Content warning: This article discusses suicide. If you or anyone you know is struggling, please contact the 988 Suicide and Crisis Lifeline.
Beck Whipple, Kentucky’s Suicide Prevention Coordinator, spoke with counselors across the state during the virtual meeting to share data related to youth suicide and potential points of intervention.
The data was pulled from the Kentucky Department for Public Health (DPH).
Whipple said that based on the data from 2013-2022, the main means of suicide among ages 10-18 were firearms at 53.7%.
There is a distinct shift in the use of firearms among ages, Whipple said. Among 10-12-year-olds, 61.9% of suicides are by hanging and/or strangulation. Around the ages of 13-15, the means shifts to firearms. He said these shifts tend to be around the age when students experience transitional periods within grade levels.
“This is where we see the beginning of the shift towards the use of firearms,” Whipple said. “Then as we get to 16- to 18-year-olds we see it increase.”
The rise of suicide among Black youth was another important piece of data Whipple touched on.
“In 2020, we saw a significant increase in death by our Black youth,” he said. “Of all suicides among our Black Kentuckians in 2020, almost 50% of them were youth.”
Michelle Sircy, program coordinator for comprehensive school counseling in KDE’s Office of Teaching and Learning, said the data is “powerful” and should sound an alarm.
“We’ve got to put in place more protective factors, especially around our Black youth,” she said.
Looking through the data, Whipple wants counselors to understand these increases are not identity-based.

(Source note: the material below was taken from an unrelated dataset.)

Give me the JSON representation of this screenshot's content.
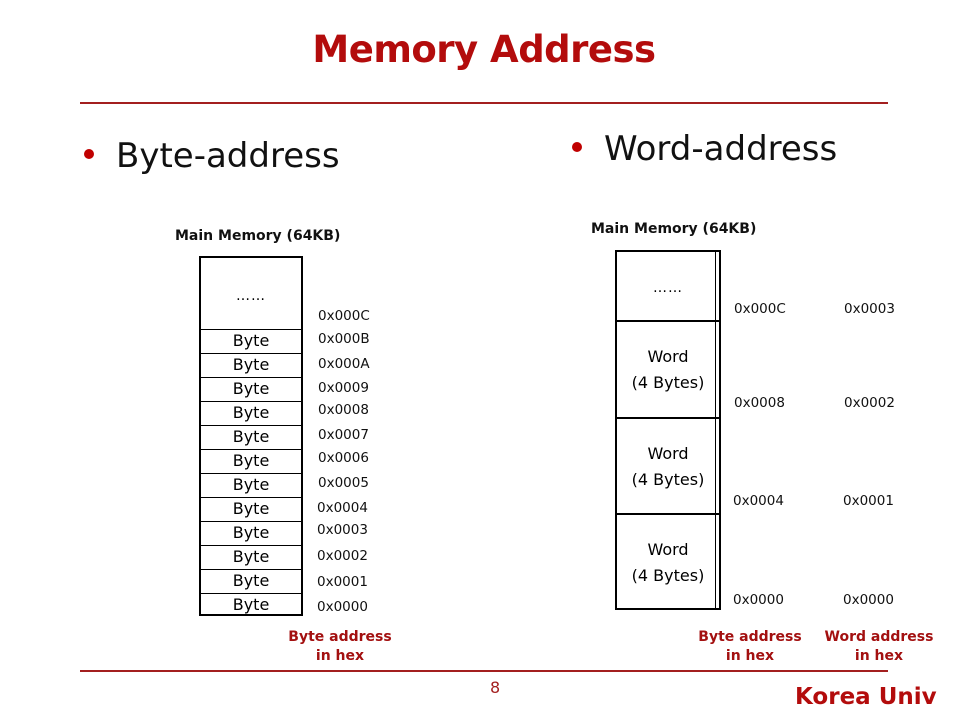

“It’s usually the way that we interact with identities and how the world interacts with identity, so we want to help understand that a bit better,” he said.
Counselors discussed options for intervention and the importance of talking to caregivers about warning signs and behaviors to look for in students.
“It just made me think how important it would be also to do a parent informational program,” said Mary Lewis, a middle school counselor at Berea Independent Schools. “About how these transitions (between grade levels) can be extremely difficult and what they should look for and what they can do.”
Travis Kern, counselor at Burgin Independent, said it’s important to think through “who makes the call home, who has the relationship with the student that might be in the intervention stage.”
“It sounds like there’s a lot of different ways people are doing it and I think that could be a real support to school counselors,” he said.
Some counselors, like Manijeh Reynold from Jefferson County Public Schools, said they hope to have more opportunities at school to have personal moments with students, teachers and caregivers versus showing a prevention video.
“With us being such a big school, it seems really impersonal,” Reynolds said.
She said she would like to find a way where counselors can be in classrooms to help teachers have the conversations with students.
Whipple mentioned the stigma around the language of suicide and said, “the first thing we have to unpack and let go of is talking about how it plants the seed.”
Explaining that conversations around suicide prevention need to happen with students, he said, “we have to let that go and we have to work with folks to really let that go and be really direct about it.”
The next School Counselor Advisory Council meeting will be held on Nov. 30.